Water Spinach May Choke Israel's Waterways

A carpet of green covering the Harod stream next to the kibbutz Merhavia in the Jezreel Valley would be considered a pleasant and refreshing sight by some, especially as the Harod stream all too often serves as a depository of local sewage. But for Avi Ozon, of the Israel Nature and Parks Authority, the first reaction was concern.

He didn't know the plant, and the shape of the leaves looked strange. He scooped up a sample, and sent it to be tested by his colleague, Dr. Reuven Avital of the authority's science department.

The authority's officials knew that this plant had never been seen before in Israel and sent it to Hebrew University in Jerusalem, where it was examined by Dr. Michael Avishai and Hagar Leshner. Identification was difficult, as the sample did not contain a flower. Finally, the plant was identified as the water spinach.

"This is a highly dangerous, invasive plant, which is considered a bad weed in many areas," Avishai told the authority.

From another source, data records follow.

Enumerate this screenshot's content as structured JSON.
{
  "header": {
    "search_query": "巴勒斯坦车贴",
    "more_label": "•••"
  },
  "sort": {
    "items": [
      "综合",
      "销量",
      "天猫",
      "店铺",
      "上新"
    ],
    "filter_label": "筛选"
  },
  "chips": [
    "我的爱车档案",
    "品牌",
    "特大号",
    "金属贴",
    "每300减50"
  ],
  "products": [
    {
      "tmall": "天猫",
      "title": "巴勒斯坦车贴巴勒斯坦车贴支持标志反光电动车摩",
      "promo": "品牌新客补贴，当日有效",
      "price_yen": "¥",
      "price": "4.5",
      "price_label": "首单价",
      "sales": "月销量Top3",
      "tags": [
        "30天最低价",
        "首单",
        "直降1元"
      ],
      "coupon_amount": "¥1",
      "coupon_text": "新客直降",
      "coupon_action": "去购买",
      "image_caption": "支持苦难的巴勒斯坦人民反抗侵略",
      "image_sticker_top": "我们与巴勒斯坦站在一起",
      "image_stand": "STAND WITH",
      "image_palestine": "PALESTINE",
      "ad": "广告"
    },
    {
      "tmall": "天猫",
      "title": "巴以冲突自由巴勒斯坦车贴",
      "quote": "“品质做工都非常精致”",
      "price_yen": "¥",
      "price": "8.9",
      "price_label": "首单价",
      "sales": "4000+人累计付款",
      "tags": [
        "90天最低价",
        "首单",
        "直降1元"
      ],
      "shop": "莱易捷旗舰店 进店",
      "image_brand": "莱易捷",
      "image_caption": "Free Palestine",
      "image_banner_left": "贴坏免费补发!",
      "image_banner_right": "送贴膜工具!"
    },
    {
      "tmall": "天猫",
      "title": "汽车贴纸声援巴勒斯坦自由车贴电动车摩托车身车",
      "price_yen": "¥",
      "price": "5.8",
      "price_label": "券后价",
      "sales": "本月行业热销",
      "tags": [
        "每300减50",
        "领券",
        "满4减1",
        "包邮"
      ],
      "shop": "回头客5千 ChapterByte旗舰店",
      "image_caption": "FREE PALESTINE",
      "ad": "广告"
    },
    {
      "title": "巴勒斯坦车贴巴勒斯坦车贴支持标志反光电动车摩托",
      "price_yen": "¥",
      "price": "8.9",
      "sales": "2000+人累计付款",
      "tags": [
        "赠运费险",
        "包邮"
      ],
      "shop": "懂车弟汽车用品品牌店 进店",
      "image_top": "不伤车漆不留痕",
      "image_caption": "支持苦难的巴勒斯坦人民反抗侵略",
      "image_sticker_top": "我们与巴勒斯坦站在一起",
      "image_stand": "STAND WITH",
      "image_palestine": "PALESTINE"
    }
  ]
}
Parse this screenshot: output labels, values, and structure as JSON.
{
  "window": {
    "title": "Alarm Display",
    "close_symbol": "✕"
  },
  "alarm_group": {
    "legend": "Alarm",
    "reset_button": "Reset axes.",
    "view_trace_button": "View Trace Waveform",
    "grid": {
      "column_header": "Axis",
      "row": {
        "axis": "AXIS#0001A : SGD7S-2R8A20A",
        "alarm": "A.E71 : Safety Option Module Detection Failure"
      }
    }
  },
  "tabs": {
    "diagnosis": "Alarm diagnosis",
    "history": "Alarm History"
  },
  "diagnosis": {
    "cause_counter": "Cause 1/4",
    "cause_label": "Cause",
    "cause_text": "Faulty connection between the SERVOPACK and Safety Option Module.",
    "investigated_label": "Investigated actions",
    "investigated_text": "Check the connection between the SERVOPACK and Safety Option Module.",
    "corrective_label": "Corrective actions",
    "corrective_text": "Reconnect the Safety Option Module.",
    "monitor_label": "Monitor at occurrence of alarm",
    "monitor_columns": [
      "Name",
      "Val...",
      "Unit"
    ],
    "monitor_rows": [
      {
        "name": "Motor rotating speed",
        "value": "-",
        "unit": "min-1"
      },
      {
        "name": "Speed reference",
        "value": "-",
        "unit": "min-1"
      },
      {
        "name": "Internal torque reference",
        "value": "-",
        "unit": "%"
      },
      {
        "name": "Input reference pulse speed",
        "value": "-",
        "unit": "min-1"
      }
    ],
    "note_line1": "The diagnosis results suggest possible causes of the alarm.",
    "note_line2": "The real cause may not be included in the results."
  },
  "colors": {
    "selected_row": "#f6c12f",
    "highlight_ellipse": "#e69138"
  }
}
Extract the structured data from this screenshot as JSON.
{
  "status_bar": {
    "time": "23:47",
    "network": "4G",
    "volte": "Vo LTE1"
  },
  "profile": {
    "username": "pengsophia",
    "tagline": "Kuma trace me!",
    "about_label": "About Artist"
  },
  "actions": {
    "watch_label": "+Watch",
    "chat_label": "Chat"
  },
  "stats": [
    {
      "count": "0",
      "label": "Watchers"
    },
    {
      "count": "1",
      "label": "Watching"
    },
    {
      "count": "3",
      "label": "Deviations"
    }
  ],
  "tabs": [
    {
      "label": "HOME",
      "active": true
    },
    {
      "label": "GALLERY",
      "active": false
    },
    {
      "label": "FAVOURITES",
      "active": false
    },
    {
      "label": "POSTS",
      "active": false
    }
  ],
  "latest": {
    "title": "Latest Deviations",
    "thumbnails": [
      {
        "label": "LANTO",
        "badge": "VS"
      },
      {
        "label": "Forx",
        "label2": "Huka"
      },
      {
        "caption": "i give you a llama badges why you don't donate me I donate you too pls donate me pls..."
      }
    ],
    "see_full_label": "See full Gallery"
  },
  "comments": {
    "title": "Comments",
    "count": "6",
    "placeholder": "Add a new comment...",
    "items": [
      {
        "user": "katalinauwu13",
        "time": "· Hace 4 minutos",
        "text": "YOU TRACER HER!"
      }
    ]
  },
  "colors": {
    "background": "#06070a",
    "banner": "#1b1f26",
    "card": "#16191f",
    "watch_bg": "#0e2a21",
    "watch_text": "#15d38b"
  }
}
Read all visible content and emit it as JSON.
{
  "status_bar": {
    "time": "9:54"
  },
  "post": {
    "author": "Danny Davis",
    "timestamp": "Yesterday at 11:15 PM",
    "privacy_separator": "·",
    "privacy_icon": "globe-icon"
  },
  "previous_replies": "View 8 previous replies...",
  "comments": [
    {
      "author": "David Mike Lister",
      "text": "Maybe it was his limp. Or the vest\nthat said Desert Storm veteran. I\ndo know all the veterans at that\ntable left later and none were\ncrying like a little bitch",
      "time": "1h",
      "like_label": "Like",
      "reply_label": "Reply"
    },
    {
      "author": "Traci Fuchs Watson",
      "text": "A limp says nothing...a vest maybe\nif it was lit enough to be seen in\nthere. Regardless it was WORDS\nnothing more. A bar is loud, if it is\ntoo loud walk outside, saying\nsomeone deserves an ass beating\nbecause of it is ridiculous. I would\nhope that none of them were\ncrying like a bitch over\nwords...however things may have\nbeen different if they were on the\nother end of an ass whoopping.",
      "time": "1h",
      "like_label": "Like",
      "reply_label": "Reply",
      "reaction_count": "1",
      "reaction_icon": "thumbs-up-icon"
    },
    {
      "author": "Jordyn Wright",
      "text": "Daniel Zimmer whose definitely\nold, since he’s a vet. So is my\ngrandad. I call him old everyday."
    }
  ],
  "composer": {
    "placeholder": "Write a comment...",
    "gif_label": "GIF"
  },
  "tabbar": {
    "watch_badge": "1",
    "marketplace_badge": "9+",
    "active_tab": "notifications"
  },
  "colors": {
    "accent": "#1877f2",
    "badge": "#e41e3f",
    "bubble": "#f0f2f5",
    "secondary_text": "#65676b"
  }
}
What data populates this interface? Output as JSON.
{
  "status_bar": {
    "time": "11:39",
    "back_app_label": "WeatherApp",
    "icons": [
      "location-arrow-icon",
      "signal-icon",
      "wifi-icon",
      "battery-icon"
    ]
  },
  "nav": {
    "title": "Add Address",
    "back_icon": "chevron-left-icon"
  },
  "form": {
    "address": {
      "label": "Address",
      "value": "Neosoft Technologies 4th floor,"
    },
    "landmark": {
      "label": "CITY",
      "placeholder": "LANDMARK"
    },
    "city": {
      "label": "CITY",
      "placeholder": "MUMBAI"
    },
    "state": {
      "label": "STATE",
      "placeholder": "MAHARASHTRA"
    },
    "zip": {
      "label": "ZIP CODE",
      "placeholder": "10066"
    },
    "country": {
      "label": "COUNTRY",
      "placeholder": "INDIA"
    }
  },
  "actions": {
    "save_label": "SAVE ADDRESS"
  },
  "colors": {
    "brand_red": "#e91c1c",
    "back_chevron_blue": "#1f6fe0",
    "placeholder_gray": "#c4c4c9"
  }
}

The water spinach joins two other plants recently discovered invading Israeli waterways - the water cabbage and the water hyacinth. Together, the three are threatening to drastically change rivers and waterscapes, causing heavy ecological damage. The water cabbage is being spotted increasingly close to the Kinneret, having originally been discovered further north in the Hula Valley.

"We are afraid of losing control over the water spinach," said Yiftah Sinai, the ecologist for the valleys and lower Galilee area in the authority. "It quickly and densely covers wide territories, and prevents other plants from growing. It influences and changes the entire habitats. It also grows fast enough to block waterways, which can lead to floods and stagnant water, which in turn can become mosquito breeding grounds."

Sinai went to the Harod stream and cleared the plant from the area, but he says it could easily return there again.

"We'll keep monitoring this spot, hoping we won't be forced to use chemicals that would damage other plants as well," he said.

The current hypothesis is that the plant was imported by Thai workers, as water spinach is a popular dish in Thailand. The plant was found next to some of their homes on the banks of the Naaman stream.

Dr. Jean-Marc Dufour-Dror, an ecologist specializing in invasive species, said that "there's a serious risk we wake up too late. It's time to launch a national program to stop invasive water plants."